In early 1798, Bonaparte proposed a military expedition to seize Egypt. In a letter to the Directory, he suggested this would protect French trade interests, attack British commerce, and undermine Britain’s access to India and the East Indies, since Egypt was well-placed on the trade routes to these places.
Why did France colonize Egypt?
France wanted control of Egypt for two major reasons–its commercial and agricultural potential and its strategic importance to the Anglo-French rivalry. During the eighteenth century, the principal share of European trade with Egypt was handled by French merchants.
Was Napoleon successful in Egypt?
On July 1, 1798, Napoleon landed in Egypt with 400 ships and 54,000 men and proceeded to invade the country, as he had recently invaded Italy. … And while the military invasion was an ultimate failure, the scholarly one was successful beyond anyone’s expectations.
Why is Napoleon relevant in the history of Egyptology?
He was a great general, a law maker and an emperor. In his legendary life, he conducted several significant wars. One of the most important campaigns is his campaign in Egypt, the mysterious eastern country. … Some even assert that Napoleon invade Egypt to consolidate his status and political figure in France.
What happened to Napoleon’s army in Egypt?
Napoleon and his personal body-guard, Raza Roustam, as well as a number of the captured Mamelukes, departed Egypt in 1799 – while the majority of the army were repatriated back to France by the British Navy following the final defeat of the French forces in Egypt in 1801.
Why did Britain leave Egypt?
British troops were withdrawn to the Suez Canal area in 1947, but nationalist, anti-British feelings continued to grow after the war. … The last British troops left Egypt in June 1956 as per the 1954 Anglo-Egyptian Agreement, returning briefly during the Suez Crisis.
Why did Napoleon fail in Egypt?
The story of Napoleon in Egypt remains noteworthy for several reasons. … Although Napoleon won every battle against Egypt’s ruling Mamelukes, his invasion was built on unsound strategic thinking that left his army vulnerable to having its supply lines cut by the British Navy.
Who defeated Napoleon in Egypt?
The British Admiral Horatio Nelson caught the French fleet anchored off the Egyptian coast and blew it to pieces. Bonaparte and 35,000 soldiers were trapped in Egypt.
Did Napoleon ever go to Egypt?
In 1798, Napoleon led the French army into Egypt, swiftly conquering Alexandria and Cairo.
How did Napoleon return Egypt?
The Battle of the Pyramids, fought on the 20th July 1798, not only established the superiority of the French army over the Mamelukes but also gave France possession of Egypt. … Napoleon then returned to Egypt, winning a final victory at Aboukir on the 25th July 1799.

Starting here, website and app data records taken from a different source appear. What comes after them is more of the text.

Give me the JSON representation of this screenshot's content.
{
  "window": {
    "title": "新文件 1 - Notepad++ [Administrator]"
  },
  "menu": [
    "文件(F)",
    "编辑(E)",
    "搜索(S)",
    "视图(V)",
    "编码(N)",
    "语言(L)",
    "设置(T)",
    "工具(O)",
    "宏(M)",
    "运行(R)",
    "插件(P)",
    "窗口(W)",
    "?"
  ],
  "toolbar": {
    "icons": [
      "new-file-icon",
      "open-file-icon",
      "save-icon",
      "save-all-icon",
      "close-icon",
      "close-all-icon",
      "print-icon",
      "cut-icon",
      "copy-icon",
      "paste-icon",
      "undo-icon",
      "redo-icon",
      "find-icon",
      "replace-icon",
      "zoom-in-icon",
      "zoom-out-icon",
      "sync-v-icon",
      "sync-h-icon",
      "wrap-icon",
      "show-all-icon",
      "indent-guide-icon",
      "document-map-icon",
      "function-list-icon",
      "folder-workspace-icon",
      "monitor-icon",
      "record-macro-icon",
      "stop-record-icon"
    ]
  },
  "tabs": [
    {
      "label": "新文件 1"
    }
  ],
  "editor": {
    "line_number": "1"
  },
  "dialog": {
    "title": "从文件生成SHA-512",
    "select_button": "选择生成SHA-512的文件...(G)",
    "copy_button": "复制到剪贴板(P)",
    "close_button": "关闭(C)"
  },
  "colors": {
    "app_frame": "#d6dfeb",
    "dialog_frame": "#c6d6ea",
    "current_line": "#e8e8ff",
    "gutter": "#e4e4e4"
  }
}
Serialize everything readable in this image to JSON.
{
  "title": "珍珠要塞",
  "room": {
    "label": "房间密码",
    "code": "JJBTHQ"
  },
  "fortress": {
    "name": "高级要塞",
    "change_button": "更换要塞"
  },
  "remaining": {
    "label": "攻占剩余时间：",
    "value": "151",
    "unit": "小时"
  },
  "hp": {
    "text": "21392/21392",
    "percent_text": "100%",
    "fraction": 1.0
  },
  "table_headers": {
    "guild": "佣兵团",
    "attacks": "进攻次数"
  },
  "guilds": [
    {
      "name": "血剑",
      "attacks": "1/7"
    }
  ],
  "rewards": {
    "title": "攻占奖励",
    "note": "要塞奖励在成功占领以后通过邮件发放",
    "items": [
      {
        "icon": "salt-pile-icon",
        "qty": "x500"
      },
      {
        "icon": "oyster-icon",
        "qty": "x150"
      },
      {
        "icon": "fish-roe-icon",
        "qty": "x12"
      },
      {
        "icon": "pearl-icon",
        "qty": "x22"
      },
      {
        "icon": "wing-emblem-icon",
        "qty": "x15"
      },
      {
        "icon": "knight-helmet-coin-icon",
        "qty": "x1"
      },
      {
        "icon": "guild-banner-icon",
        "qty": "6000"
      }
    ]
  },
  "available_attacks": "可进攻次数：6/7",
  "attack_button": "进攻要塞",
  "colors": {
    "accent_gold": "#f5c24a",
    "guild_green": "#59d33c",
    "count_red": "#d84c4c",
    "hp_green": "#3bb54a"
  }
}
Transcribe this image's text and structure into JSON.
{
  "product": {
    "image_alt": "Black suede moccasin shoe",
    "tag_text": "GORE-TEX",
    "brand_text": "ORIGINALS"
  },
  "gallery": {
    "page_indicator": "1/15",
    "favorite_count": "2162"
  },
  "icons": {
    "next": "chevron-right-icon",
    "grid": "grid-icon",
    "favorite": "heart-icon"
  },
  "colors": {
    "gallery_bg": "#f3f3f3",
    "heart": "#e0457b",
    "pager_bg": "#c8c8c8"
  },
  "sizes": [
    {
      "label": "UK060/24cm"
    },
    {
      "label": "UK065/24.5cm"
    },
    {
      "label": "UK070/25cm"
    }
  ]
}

What if Napoleon had won?
If he had won the battle, Wellington would have withdrawn what was left of his army and Napoleon would have had to hurry back to Paris. The Allies would have waited until the Austrians and Russians had arrived and the British and Prussians had recovered, then would have teamed up together.
What was Napoleon’s goal?
When he returned to the chaos of France, Napoleon led a coup and became the leader of France, eventually being elected by popular vote. His main goal as ruler was the acquisition of European and New World territory, swiftly conquering Austria, Portugal, Spain, and Prussia.
Who broke the nose of Sphinx?
The Arab historian al-Maqrīzī, writing in the 15th century, attributes the loss of the nose to Muhammad Sa’im al-Dahr, a Sufi Muslim from the khanqah of Sa’id al-Su’ada in 1378, who found the local peasants making offerings to the Sphinx in the hope of increasing their harvest and therefore defaced the Sphinx in an act …
Was Napoleon defeated in Egypt?
The French army, under Napoleon Bonaparte, scored a decisive victory against the forces of the local Mamluk rulers, wiping out almost the entire Ottoman army located in Egypt. It was the battle where Napoleon employed the divisional square tactic to great effect.
How did Napoleon get so many soldiers?
Desertion and draft-dodging became rampant. Napoleon began to rely more heavily on troops drawn from conquered or allied states to provide units for his army. By the Spring of 1812, Napoleon had assembled an army of 600,000 men from every corner of his empire – including Italy, Poland, Germany and France.